Study material Block Start
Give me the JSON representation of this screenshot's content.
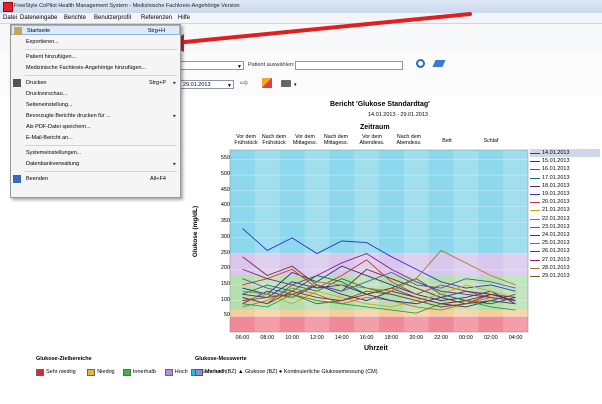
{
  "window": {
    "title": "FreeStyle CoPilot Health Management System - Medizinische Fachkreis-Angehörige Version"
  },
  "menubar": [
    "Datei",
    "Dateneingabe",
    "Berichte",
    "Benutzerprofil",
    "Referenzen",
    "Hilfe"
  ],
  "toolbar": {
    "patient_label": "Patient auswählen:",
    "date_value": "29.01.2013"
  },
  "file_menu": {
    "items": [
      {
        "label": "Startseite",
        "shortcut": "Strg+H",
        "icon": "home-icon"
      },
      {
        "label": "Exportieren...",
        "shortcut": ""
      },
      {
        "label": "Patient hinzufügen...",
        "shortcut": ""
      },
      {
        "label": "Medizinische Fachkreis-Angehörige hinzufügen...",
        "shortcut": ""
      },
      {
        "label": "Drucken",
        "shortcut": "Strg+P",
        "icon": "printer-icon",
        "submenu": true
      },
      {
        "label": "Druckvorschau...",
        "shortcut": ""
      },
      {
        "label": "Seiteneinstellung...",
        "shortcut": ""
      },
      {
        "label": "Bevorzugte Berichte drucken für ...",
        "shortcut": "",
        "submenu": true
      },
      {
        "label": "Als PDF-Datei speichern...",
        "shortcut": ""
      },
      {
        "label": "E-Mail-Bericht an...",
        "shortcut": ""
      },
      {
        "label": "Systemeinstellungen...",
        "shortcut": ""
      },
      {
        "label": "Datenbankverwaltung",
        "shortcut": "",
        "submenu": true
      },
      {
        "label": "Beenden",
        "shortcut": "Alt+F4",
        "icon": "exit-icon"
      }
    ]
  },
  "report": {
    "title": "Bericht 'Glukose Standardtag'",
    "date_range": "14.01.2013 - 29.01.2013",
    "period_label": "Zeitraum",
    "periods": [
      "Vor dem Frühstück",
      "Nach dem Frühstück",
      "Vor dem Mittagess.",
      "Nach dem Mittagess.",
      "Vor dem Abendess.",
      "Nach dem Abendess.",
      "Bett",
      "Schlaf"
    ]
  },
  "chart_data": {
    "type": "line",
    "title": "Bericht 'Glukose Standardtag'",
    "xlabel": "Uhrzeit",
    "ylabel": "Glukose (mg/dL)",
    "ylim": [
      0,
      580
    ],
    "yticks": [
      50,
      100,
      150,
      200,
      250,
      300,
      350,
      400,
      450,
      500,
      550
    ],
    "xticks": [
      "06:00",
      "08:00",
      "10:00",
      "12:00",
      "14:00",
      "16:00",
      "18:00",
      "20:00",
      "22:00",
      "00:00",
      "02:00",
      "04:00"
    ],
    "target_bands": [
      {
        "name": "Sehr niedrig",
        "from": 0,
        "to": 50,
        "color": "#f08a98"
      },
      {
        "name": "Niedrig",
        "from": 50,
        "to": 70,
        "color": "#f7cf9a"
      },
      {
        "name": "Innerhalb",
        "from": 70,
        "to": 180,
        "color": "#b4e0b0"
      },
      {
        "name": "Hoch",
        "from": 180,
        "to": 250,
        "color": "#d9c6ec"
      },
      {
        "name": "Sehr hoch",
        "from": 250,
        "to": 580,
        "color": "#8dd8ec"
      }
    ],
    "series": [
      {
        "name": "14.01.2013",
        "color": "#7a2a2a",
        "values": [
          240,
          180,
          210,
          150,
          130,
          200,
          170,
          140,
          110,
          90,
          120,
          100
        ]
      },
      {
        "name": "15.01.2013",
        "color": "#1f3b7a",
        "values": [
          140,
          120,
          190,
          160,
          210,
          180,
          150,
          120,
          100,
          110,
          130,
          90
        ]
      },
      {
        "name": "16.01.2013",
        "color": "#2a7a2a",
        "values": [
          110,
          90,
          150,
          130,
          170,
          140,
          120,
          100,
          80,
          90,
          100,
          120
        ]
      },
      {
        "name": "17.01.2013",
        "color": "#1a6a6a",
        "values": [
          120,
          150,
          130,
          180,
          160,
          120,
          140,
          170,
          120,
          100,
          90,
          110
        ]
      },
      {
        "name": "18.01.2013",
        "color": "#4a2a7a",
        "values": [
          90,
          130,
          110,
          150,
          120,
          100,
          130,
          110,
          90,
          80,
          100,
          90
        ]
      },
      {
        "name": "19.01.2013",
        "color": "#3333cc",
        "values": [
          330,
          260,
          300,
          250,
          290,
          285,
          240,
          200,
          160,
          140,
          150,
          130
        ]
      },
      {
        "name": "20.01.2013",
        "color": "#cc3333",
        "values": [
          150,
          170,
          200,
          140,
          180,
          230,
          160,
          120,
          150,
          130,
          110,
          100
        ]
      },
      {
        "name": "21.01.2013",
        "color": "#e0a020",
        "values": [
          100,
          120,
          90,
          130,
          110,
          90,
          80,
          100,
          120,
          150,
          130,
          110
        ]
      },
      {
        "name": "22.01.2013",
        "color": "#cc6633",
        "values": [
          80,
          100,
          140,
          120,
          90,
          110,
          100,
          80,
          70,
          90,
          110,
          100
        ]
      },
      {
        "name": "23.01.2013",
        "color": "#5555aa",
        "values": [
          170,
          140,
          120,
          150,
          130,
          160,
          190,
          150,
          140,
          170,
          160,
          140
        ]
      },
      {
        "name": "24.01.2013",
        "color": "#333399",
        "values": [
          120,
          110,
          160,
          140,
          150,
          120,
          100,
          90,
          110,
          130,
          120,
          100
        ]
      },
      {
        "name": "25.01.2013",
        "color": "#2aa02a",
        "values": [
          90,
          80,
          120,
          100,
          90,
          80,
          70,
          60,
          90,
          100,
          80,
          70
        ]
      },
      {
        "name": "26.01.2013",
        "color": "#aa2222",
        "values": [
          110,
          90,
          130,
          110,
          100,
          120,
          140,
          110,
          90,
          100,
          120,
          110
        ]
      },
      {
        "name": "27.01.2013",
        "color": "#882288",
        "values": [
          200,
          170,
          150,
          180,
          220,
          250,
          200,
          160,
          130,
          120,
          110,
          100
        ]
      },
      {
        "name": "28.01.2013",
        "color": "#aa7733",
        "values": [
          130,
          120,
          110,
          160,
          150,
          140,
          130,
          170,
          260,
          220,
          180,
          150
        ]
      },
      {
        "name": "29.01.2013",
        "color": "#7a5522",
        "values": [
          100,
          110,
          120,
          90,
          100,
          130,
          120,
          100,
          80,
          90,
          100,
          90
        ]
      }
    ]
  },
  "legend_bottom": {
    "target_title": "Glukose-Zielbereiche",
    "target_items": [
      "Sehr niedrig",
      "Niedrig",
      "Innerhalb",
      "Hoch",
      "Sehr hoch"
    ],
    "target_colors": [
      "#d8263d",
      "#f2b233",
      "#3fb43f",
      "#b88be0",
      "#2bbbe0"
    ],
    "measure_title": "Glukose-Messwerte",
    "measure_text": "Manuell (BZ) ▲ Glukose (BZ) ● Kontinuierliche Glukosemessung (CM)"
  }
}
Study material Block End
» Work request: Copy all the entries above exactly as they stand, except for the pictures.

» Output below:
Give me the JSON representation of this screenshot's content.
{
  "window": {
    "title": "FreeStyle CoPilot Health Management System - Medizinische Fachkreis-Angehörige Version"
  },
  "menubar": [
    "Datei",
    "Dateneingabe",
    "Berichte",
    "Benutzerprofil",
    "Referenzen",
    "Hilfe"
  ],
  "toolbar": {
    "patient_label": "Patient auswählen:",
    "date_value": "29.01.2013"
  },
  "file_menu": {
    "items": [
      {
        "label": "Startseite",
        "shortcut": "Strg+H",
        "icon": "home-icon"
      },
      {
        "label": "Exportieren...",
        "shortcut": ""
      },
      {
        "label": "Patient hinzufügen...",
        "shortcut": ""
      },
      {
        "label": "Medizinische Fachkreis-Angehörige hinzufügen...",
        "shortcut": ""
      },
      {
        "label": "Drucken",
        "shortcut": "Strg+P",
        "icon": "printer-icon",
        "submenu": true
      },
      {
        "label": "Druckvorschau...",
        "shortcut": ""
      },
      {
        "label": "Seiteneinstellung...",
        "shortcut": ""
      },
      {
        "label": "Bevorzugte Berichte drucken für ...",
        "shortcut": "",
        "submenu": true
      },
      {
        "label": "Als PDF-Datei speichern...",
        "shortcut": ""
      },
      {
        "label": "E-Mail-Bericht an...",
        "shortcut": ""
      },
      {
        "label": "Systemeinstellungen...",
        "shortcut": ""
      },
      {
        "label": "Datenbankverwaltung",
        "shortcut": "",
        "submenu": true
      },
      {
        "label": "Beenden",
        "shortcut": "Alt+F4",
        "icon": "exit-icon"
      }
    ]
  },
  "report": {
    "title": "Bericht 'Glukose Standardtag'",
    "date_range": "14.01.2013 - 29.01.2013",
    "period_label": "Zeitraum",
    "periods": [
      "Vor dem Frühstück",
      "Nach dem Frühstück",
      "Vor dem Mittagess.",
      "Nach dem Mittagess.",
      "Vor dem Abendess.",
      "Nach dem Abendess.",
      "Bett",
      "Schlaf"
    ]
  },
  "chart_data": {
    "type": "line",
    "title": "Bericht 'Glukose Standardtag'",
    "xlabel": "Uhrzeit",
    "ylabel": "Glukose (mg/dL)",
    "ylim": [
      0,
      580
    ],
    "yticks": [
      50,
      100,
      150,
      200,
      250,
      300,
      350,
      400,
      450,
      500,
      550
    ],
    "xticks": [
      "06:00",
      "08:00",
      "10:00",
      "12:00",
      "14:00",
      "16:00",
      "18:00",
      "20:00",
      "22:00",
      "00:00",
      "02:00",
      "04:00"
    ],
    "target_bands": [
      {
        "name": "Sehr niedrig",
        "from": 0,
        "to": 50,
        "color": "#f08a98"
      },
      {
        "name": "Niedrig",
        "from": 50,
        "to": 70,
        "color": "#f7cf9a"
      },
      {
        "name": "Innerhalb",
        "from": 70,
        "to": 180,
        "color": "#b4e0b0"
      },
      {
        "name": "Hoch",
        "from": 180,
        "to": 250,
        "color": "#d9c6ec"
      },
      {
        "name": "Sehr hoch",
        "from": 250,
        "to": 580,
        "color": "#8dd8ec"
      }
    ],
    "series": [
      {
        "name": "14.01.2013",
        "color": "#7a2a2a",
        "values": [
          240,
          180,
          210,
          150,
          130,
          200,
          170,
          140,
          110,
          90,
          120,
          100
        ]
      },
      {
        "name": "15.01.2013",
        "color": "#1f3b7a",
        "values": [
          140,
          120,
          190,
          160,
          210,
          180,
          150,
          120,
          100,
          110,
          130,
          90
        ]
      },
      {
        "name": "16.01.2013",
        "color": "#2a7a2a",
        "values": [
          110,
          90,
          150,
          130,
          170,
          140,
          120,
          100,
          80,
          90,
          100,
          120
        ]
      },
      {
        "name": "17.01.2013",
        "color": "#1a6a6a",
        "values": [
          120,
          150,
          130,
          180,
          160,
          120,
          140,
          170,
          120,
          100,
          90,
          110
        ]
      },
      {
        "name": "18.01.2013",
        "color": "#4a2a7a",
        "values": [
          90,
          130,
          110,
          150,
          120,
          100,
          130,
          110,
          90,
          80,
          100,
          90
        ]
      },
      {
        "name": "19.01.2013",
        "color": "#3333cc",
        "values": [
          330,
          260,
          300,
          250,
          290,
          285,
          240,
          200,
          160,
          140,
          150,
          130
        ]
      },
      {
        "name": "20.01.2013",
        "color": "#cc3333",
        "values": [
          150,
          170,
          200,
          140,
          180,
          230,
          160,
          120,
          150,
          130,
          110,
          100
        ]
      },
      {
        "name": "21.01.2013",
        "color": "#e0a020",
        "values": [
          100,
          120,
          90,
          130,
          110,
          90,
          80,
          100,
          120,
          150,
          130,
          110
        ]
      },
      {
        "name": "22.01.2013",
        "color": "#cc6633",
        "values": [
          80,
          100,
          140,
          120,
          90,
          110,
          100,
          80,
          70,
          90,
          110,
          100
        ]
      },
      {
        "name": "23.01.2013",
        "color": "#5555aa",
        "values": [
          170,
          140,
          120,
          150,
          130,
          160,
          190,
          150,
          140,
          170,
          160,
          140
        ]
      },
      {
        "name": "24.01.2013",
        "color": "#333399",
        "values": [
          120,
          110,
          160,
          140,
          150,
          120,
          100,
          90,
          110,
          130,
          120,
          100
        ]
      },
      {
        "name": "25.01.2013",
        "color": "#2aa02a",
        "values": [
          90,
          80,
          120,
          100,
          90,
          80,
          70,
          60,
          90,
          100,
          80,
          70
        ]
      },
      {
        "name": "26.01.2013",
        "color": "#aa2222",
        "values": [
          110,
          90,
          130,
          110,
          100,
          120,
          140,
          110,
          90,
          100,
          120,
          110
        ]
      },
      {
        "name": "27.01.2013",
        "color": "#882288",
        "values": [
          200,
          170,
          150,
          180,
          220,
          250,
          200,
          160,
          130,
          120,
          110,
          100
        ]
      },
      {
        "name": "28.01.2013",
        "color": "#aa7733",
        "values": [
          130,
          120,
          110,
          160,
          150,
          140,
          130,
          170,
          260,
          220,
          180,
          150
        ]
      },
      {
        "name": "29.01.2013",
        "color": "#7a5522",
        "values": [
          100,
          110,
          120,
          90,
          100,
          130,
          120,
          100,
          80,
          90,
          100,
          90
        ]
      }
    ]
  },
  "legend_bottom": {
    "target_title": "Glukose-Zielbereiche",
    "target_items": [
      "Sehr niedrig",
      "Niedrig",
      "Innerhalb",
      "Hoch",
      "Sehr hoch"
    ],
    "target_colors": [
      "#d8263d",
      "#f2b233",
      "#3fb43f",
      "#b88be0",
      "#2bbbe0"
    ],
    "measure_title": "Glukose-Messwerte",
    "measure_text": "Manuell (BZ) ▲ Glukose (BZ) ● Kontinuierliche Glukosemessung (CM)"
  }
}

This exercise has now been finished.